The Truth about Cats and Dogs
For those of you who have pets, or those of you who only occasionally experience other people's pets, consider the attitudes of cats and dogs. When I come home, my two dogs, Coach and Murphy, meet me at the door and check me out to see what kind of mood I'm in. If I'm down, they try to cheer me up. If I'm up they get excited because it means we might go for a walk. They generally listen when I tell them to do this or that.
Compare this behavior with a cat's. When you come home, unless they are hungry, a cat will act like it's no big deal: "You're home. So what?" They decide what they want to do and when they want to do it. If you pick up a cat that doesn't want to be handled, you'll usually get clawed.
In the language of How to Motivate Everyone, dogs are external. In general, they focus on you to tell them what to do. Cats are internal. They take in information and decide for themselves. To get a cat to sit in your lap, you might suggest they can by patting your lap. Then they decide whether they want to or not. To get a dog in your lap takes only the slightest invitation.
When it comes to making decisions, people can be cat-like or dog-like in various situations. Who in your life is more dog-like in their attitude? They need ongoing praise and direction. Children at various ages will be external to you and listen. In the terrible twos and teenage years, they will more cat-like and internal. When deciding what to do on a Friday night, your spouse or significant other may be open to whatever you suggest. At work, your staff may tend to be more external, more dog-like, looking to you for direction and recognition.
Who in your life is more cat-like? They need information and time to decide for themselves. Use phrases like "you might consider…" to invite them to review and analyze the information before deciding. Your spouse or significant other may have difficulty following your lead in certain situations. So, you soften your approach: "Honey, I was wondering if you might consider…" And your boss at work may be more cat-like. With him or her say: "I've been looking at the sales trends and noticed something interesting. Would you take a look? Based on what you discover, you might consider adjusting our strategy to increase sales."

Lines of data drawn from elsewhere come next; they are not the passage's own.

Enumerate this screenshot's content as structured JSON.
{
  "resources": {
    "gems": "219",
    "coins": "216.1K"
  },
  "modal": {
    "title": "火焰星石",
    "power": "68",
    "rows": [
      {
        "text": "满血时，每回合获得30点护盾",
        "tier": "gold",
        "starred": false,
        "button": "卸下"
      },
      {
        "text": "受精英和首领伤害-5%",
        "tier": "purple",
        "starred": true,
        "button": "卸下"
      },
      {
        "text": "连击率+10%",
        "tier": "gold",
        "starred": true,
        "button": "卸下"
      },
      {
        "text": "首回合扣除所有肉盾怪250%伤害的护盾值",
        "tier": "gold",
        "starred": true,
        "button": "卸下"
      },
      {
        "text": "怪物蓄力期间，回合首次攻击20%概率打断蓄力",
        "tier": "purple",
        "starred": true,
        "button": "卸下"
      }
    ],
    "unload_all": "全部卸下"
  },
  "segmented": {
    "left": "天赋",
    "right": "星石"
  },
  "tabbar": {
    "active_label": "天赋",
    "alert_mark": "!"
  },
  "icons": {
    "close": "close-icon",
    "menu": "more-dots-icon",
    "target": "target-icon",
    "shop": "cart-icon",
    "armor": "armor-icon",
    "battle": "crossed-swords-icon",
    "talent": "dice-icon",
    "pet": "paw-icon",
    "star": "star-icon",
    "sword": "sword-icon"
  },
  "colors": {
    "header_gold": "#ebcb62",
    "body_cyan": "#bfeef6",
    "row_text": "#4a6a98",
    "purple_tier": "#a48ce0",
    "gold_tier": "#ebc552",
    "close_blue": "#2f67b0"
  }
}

If you give your dog a command, it will usually do what you say. With cats, however, you may have to repeat your suggestion a few times in a few different ways to get them to take action. It takes internal people a number of repetitions to have enough data to become convinced. So if a cat-like boss doesn't take your first suggestion, offer it in other ways: magazine articles that support your view or suggestions from other members of the team.
Engage Cats and Dogs. Internals and Externals. Leaders and Followers. Think about the key people in your life. Are they cat-like or dog-like? Only you can decide how much fun you can have learning to motivate all of the cats and dogs in your life.